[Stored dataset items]
»»
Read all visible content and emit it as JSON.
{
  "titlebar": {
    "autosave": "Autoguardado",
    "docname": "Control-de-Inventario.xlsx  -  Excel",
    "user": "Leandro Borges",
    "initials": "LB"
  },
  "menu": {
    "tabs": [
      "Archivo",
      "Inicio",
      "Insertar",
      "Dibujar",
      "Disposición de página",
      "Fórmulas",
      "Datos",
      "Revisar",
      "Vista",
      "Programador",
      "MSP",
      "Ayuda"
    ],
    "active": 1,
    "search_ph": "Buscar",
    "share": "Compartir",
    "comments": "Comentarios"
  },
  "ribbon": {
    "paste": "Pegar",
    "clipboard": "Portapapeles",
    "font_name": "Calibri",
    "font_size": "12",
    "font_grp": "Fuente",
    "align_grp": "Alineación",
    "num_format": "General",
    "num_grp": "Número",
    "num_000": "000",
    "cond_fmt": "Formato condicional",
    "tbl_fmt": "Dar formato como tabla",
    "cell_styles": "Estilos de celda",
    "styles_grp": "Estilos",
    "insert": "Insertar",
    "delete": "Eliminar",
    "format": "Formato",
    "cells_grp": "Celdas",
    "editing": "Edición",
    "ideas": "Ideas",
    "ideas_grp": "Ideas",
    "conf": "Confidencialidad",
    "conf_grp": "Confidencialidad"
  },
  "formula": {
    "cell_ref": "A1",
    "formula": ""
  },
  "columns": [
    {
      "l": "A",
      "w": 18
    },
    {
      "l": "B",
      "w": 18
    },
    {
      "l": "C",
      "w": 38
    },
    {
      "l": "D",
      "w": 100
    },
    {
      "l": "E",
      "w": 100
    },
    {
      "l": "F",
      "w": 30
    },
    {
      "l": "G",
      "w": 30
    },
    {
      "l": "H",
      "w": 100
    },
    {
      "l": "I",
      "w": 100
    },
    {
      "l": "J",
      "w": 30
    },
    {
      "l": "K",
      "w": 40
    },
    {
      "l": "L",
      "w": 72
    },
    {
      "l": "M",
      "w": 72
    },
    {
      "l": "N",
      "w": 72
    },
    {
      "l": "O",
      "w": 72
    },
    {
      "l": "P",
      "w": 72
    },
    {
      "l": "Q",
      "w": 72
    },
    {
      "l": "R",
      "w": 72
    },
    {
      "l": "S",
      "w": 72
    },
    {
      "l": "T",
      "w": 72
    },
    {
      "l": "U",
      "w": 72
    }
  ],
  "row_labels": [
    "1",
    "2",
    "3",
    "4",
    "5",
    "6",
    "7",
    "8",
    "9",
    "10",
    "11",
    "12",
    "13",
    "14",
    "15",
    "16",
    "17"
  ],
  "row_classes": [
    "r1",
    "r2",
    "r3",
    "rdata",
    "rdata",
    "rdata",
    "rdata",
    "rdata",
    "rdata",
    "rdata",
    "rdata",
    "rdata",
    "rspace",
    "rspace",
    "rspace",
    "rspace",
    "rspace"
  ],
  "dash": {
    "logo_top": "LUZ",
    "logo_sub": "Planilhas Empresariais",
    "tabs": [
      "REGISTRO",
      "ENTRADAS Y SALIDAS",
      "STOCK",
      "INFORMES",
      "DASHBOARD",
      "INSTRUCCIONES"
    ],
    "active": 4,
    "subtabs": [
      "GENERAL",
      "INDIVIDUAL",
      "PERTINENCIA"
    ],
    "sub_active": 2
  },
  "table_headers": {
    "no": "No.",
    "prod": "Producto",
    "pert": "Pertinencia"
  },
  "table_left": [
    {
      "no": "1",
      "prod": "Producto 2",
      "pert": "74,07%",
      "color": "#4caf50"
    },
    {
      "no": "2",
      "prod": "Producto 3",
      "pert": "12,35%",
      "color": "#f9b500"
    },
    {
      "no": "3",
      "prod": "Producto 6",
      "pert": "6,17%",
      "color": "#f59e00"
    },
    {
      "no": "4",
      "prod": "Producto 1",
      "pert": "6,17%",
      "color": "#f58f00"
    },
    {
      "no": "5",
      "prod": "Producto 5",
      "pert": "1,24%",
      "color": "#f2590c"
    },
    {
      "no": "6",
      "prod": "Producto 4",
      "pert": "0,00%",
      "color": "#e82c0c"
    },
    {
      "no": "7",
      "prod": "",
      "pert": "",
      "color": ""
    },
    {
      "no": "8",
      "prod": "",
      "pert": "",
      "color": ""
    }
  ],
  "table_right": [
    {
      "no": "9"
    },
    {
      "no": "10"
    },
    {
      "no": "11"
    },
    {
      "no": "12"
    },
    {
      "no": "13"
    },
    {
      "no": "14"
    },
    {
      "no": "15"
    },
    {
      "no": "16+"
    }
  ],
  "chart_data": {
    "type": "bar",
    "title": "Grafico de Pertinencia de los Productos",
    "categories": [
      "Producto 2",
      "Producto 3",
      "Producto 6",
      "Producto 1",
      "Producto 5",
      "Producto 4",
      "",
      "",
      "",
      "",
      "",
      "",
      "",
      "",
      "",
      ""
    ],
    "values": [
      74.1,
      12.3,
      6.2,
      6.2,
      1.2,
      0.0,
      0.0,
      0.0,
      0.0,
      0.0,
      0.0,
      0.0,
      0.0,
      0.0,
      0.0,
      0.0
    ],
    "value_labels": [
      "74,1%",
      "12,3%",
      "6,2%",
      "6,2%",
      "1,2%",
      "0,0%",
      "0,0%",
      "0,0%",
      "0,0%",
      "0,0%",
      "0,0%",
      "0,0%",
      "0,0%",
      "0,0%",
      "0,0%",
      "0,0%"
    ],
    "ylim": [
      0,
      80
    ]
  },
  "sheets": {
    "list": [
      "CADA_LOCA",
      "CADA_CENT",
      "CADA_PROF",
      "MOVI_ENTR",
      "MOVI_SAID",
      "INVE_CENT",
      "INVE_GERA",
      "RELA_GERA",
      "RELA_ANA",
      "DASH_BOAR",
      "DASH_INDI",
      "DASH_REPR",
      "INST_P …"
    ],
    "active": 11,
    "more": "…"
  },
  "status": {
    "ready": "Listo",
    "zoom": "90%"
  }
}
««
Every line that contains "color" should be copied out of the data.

### Task result
      "color": "#4caf50"
      "color": "#f9b500"
      "color": "#f59e00"
      "color": "#f58f00"
      "color": "#f2590c"
      "color": "#e82c0c"
      "color": ""
      "color": ""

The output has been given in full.